Successful Resumes make the difference
You’ve got the experience. You’ve got the skills. You could do the job with your eyes closed. And yet after the interview, the only call you get is “thanks but no thanks”.
You’re not alone. Hundreds of qualified, skilled, smart candidates are turned away after their first interview with a potential employer. As resume writers of Successful resumes in Australia, we know how to make you look good on paper and help secure that job interview. Then it’s up to you to win the interview and the job on offer. For some people, this seems like an impossible task. Time and again they walk away thinking, “I should have got that job. Why didn’t I?”
Here’s the secret. Because you didn’t prove that you are the right cultural fit for the organisation. Cultural fit doesn’t refer to your background, nationality or ethnicity. It refers to your likeability, and the potential for you to fit in with the organisation.
It can be difficult to predict what an employer is looking for. But with a little research and effort, you can definitely improve your chances.
Firstly, find out about the organisation before you write a good resume. Research their website, run a google search, read media releases and find them on social media. Try to establish an idea of the type of employees they need, the organisation’s values, and their working culture. You can also turn to LinkedIn for this – follow their company page, or look for opportunities to network with current employees.

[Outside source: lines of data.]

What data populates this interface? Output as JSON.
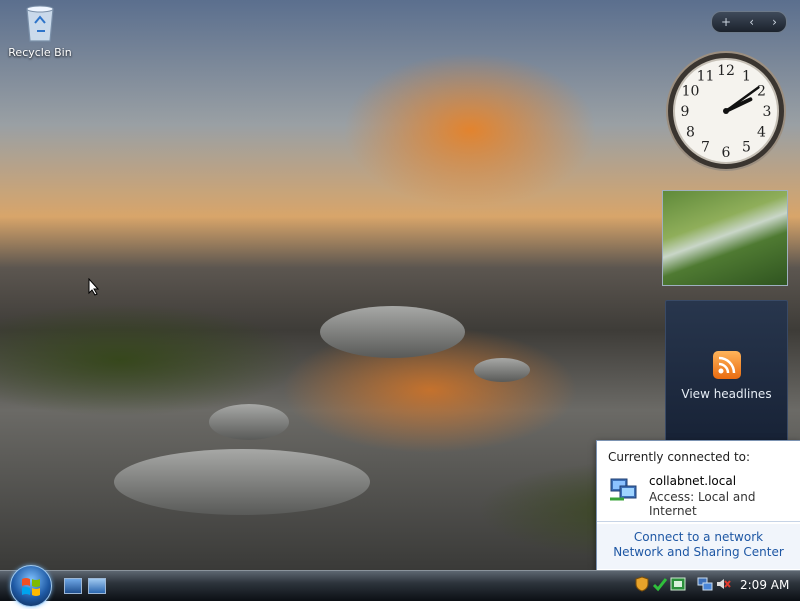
{
  "desktop": {
    "icons": [
      {
        "label": "Recycle Bin",
        "icon": "recycle-bin-icon"
      }
    ]
  },
  "sidebar": {
    "controls": {
      "add": "+",
      "prev": "‹",
      "next": "›"
    },
    "clock": {
      "time": "2:09",
      "numerals": [
        "12",
        "1",
        "2",
        "3",
        "4",
        "5",
        "6",
        "7",
        "8",
        "9",
        "10",
        "11"
      ]
    },
    "slideshow": {
      "icon": "slideshow-image"
    },
    "feed": {
      "label": "View headlines",
      "icon": "rss-icon"
    }
  },
  "network_popup": {
    "heading": "Currently connected to:",
    "network_name": "collabnet.local",
    "access": "Access:  Local and Internet",
    "link_connect": "Connect to a network",
    "link_sharing": "Network and Sharing Center"
  },
  "taskbar": {
    "clock": "2:09 AM",
    "quick_launch": [
      "show-desktop-icon",
      "switch-windows-icon"
    ],
    "tray_icons": [
      "windows-defender-icon",
      "security-center-icon",
      "tray-app-icon",
      "network-icon",
      "volume-muted-icon"
    ]
  }
}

Secondly, make sure you clearly demonstrate your personal attributes during the interview. Personal attributes, also called soft skills, include emotional intelligence, reliability, attitude, work ethic, personality style, organisational ability, and initiative. You have to make sure that these attributes are demonstrated and articulated throughout the interview.
1. It starts with presentation. If you are confident, pleasant and well-presented you will make an immediate positive impact.
2. You know you’re nervous – but take a moment to consider things from the interviewer’s point of view, and then make a concerted effort to put them at ease. When you flip the tables and make them the focus of your attention, you’ll be surprised at how quickly you can build rapport with your interviewer.
3. Listen carefully to the questions you’re asked, and any of the accompanying information. Interviewers often give away cues about what they’re looking for in an answer. Are they trying to establish if you’re a clock watcher and eager to get out the door at 5pm? Or are they looking for someone who manages competing priorities effectively and doesn’t clock up unnecessary overtime?
4. Choose examples from your work history that demonstrate both your achievements and your soft skills. Make sure that you explain to the interviewer how you manage heavy workloads, help motivate your team, and offer support to your manager. Most importantly, try to use diverse examples that show your adaptability and willingness to work with all types of people at all levels.
Most importantly – and this is the most difficult tip to follow – try to be likeable. Ultimately, you want the interviewer to like you. You want them to see how you can add value to the organisation without threatening the existing culture or hierarchy (unless, of course, you work in change management where it is your job to drive cultural change). If the interviewer leaves that room feeling comfortable, you just might get a job offer rather than another rejection.